Celebrate National Honey Month 2018 with the Next Generation of Beekeeping

Join this month's webinar featuring three young beekeepers and their efforts to protect pollinators.

We depend on bees and other pollinators to support our food production and ecosystem. Equally as important are the beekeepers themselves, who work hard each day to advance the industry and serve as stewards of pollinator health.

As the current population of beekeepers ages, it’s up to our next generation to lead the charge. This National Honey Month, join us for a webinar featuring Bayer Young Beekeeper Award winners who are doing just that, and hear about their plans to make an impact as up-and-comers in the industry.

On Sept. 25, Bayer and Bee Culture will host an interactive webinar dedicated to the future leaders of the beekeeping industry – and how we can all do our part to support their efforts.

 View Replay 

Tuesday, Sept. 25, from 12 - 1 PM ET


Leo SchirokauerLeo Schirokauer, researching a potential treatment for American Foulbrood disease

A senior at Shaker Heights High School in Ohio, Leo became interested in bees in fourth grade and hasn’t looked back. What began as a hobby and small business has morphed into a full-fledged research project, as Leo spends most days after school in a lab at Case Western Reserve University School of Medicine. There, he works tirelessly to research a potential breakthrough treatment for American Foulbrood disease, which is fatal to honey bees. Leo graduates in 2019 and hopes to study microbiology in college.




Daniel McSweenDaniel McSween, researching a method to control Varroa mites within hives
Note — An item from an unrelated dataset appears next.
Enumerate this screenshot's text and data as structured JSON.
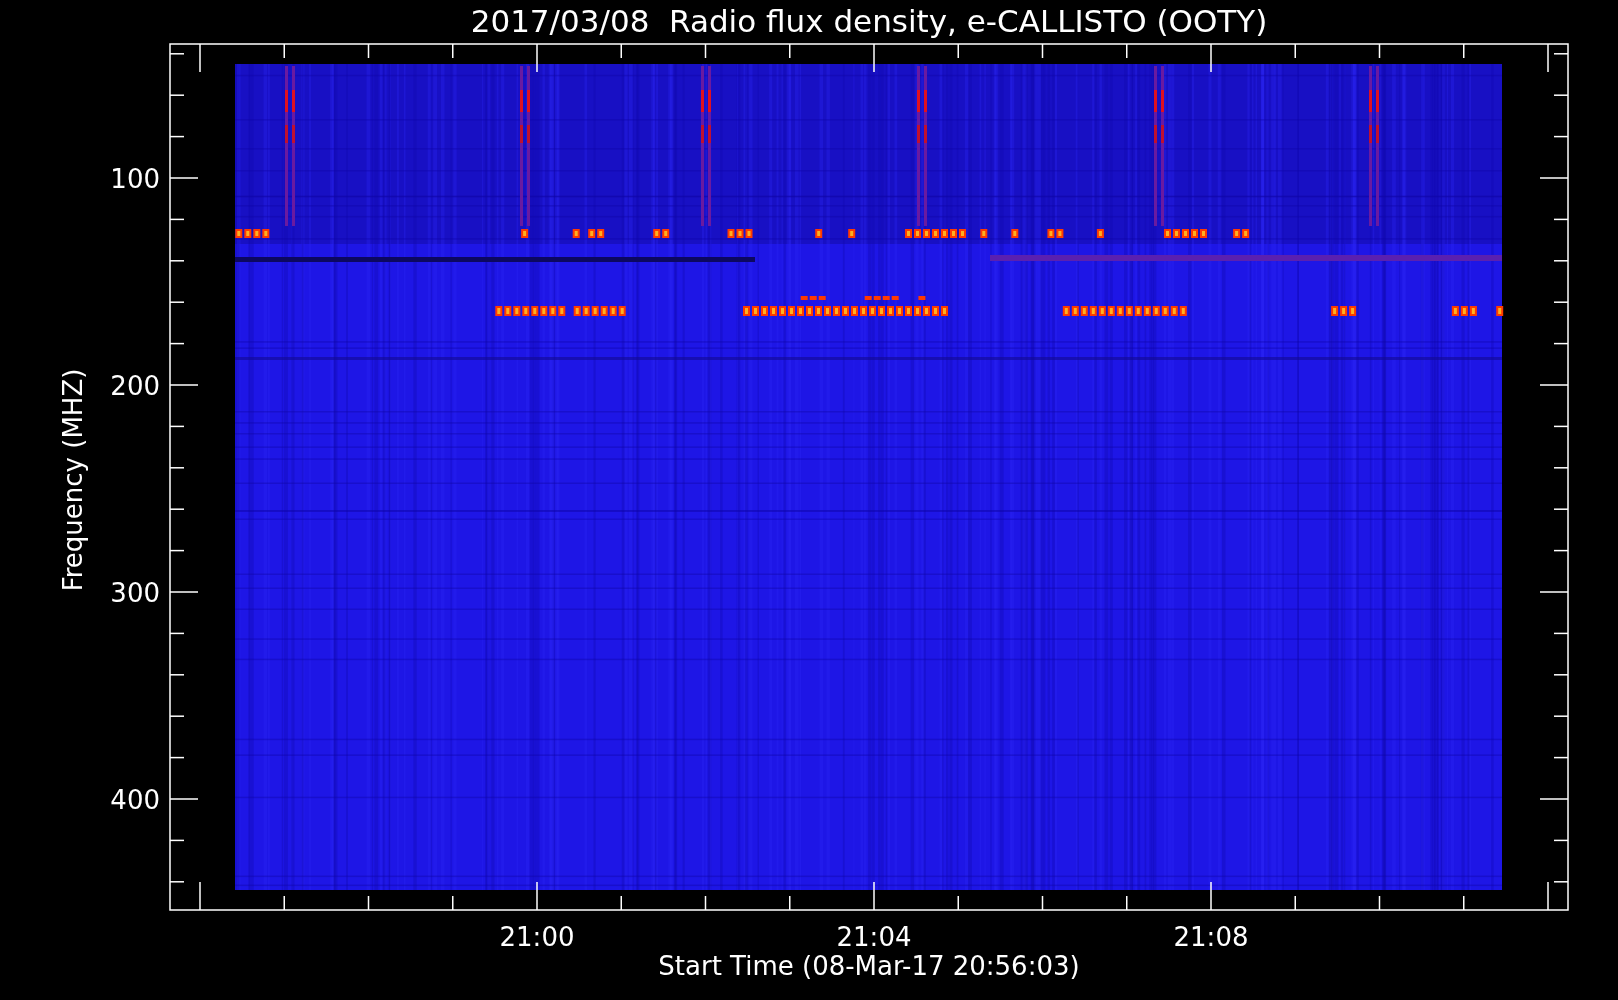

Daniel and his family have managed honey bee hives for five years. His natural curiosity led him to study the effects of Varroa mites on bee colonies, and he recently began designing experiments that test various Varroa control methods on hives across the country. At only 17 years old, Daniel has presented his findings at multiple science conferences in Texas and hopes to one day find a way to treat for Varroa mite infestation.




JD MurphyJD Murphy, leading outreach and education efforts

Jonathan “JD” Murphy, also a high school senior, helped found the Grayson County Beekeepers Association in Sherman, Texas, and is working on establishing a scholarship fund for students interested in learning more about beekeeping – which is exactly how he got involved in the industry. He and his father manage several hives every season. Committed to education and outreach, JD speaks at local schools and community events about the important role honey bees play in pollinating many of the foods we eat.